Finally, the leadership team is diverse with extensive experience in mining and finance. A review of the press releases shows a team achieving a great deal in a short period of time, with considerable community engagement and capital markets success.
But what gives it that special sound, and worth sitting through the second set for, is the Sept 8 press release. Nemaska announced the signing of an agreement in principle with the City of Shawinigan to buy existing manufacturing facilities.
That Shawinigan facility will house Nemaska Lithium’s Phase 1 plant and the future commercial Hydromet plant that will process the Whabouchi spodumene concentrate into high purity lithium hydroxide and lithium carbonate. Once the materials are processed, then the offtake agreement with Clariant can come into play.
This press release is vital for a number of reasons. First, Nemaska has built momentum by obtaining both Federal and Provincial support to go ahead with the construction of the Whabouchi mine and concentrator, and now obviously has support at the local level. Jobs will be created, taxes will be paid, translatable skills will be learned, the local population should grow. The importance of community-level support cannot be underestimated.
Second, Nemaska had originally planned to build the plant in Salaberry-de-Valleyfield, Quebec. Evolving the plan to use the Shawinigan facility means reduced construction time; significantly reduced capital costs; some of the requisite infrastructure, including natural gas, electric power station and a rail line, is already in place; and, Shawinigan is closer to the Whabouchi mine site than is the original site, which will reduce concentrate transportation costs.
It’s easy to just shrug and say “It’s just a building, so what?”. Being able to step into existing facilities is a massive “so what”. It means less money needs to be raised, less money needs to be spent, less distraction for management, less risk is taken in construction and less time is needed to get to production.

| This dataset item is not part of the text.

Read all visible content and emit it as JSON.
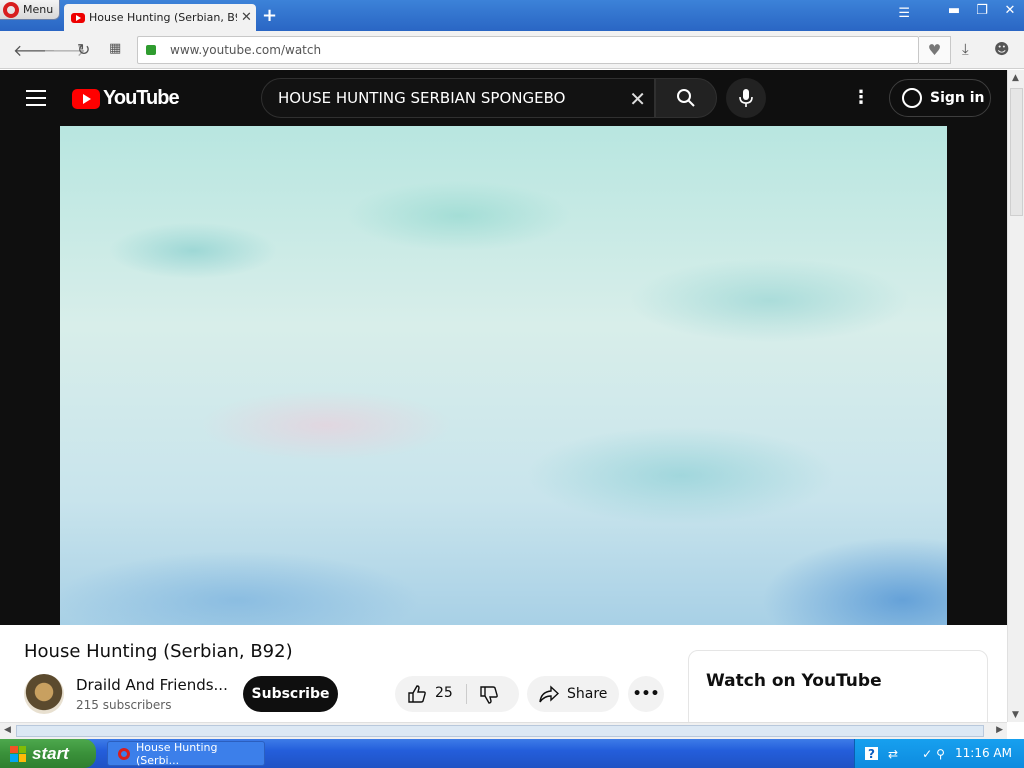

Have you ever heard of a major construction project coming in ahead of schedule? Me neither. That’s why stepping into existing suitable facilities is so important.
All of that translates to less risk to the shareholders for roughly the same potential return. The business plan has been slingshot forward.
Risks still exist, of course. Nemaska will have to carry out several capital raises, by debt and equity, to execute on that business plan. With over 190M shares already outstanding, the shareholders need each equity financing to be priced at successively higher prices or face painful dilution.
But, with over $2.5M in the treasury as of March 15 and the company delivering on milestones, the stock price has been on a tear lately. More can be expected as the market digests this news and realizes that the band is just warming up.
Mr. Clausi is an experienced investment banker, executive, director and shareholder activist. A graduate of Osgoode Hall Law School called to Ontario's bar in 1990, ... <Read more about Peter Clausi>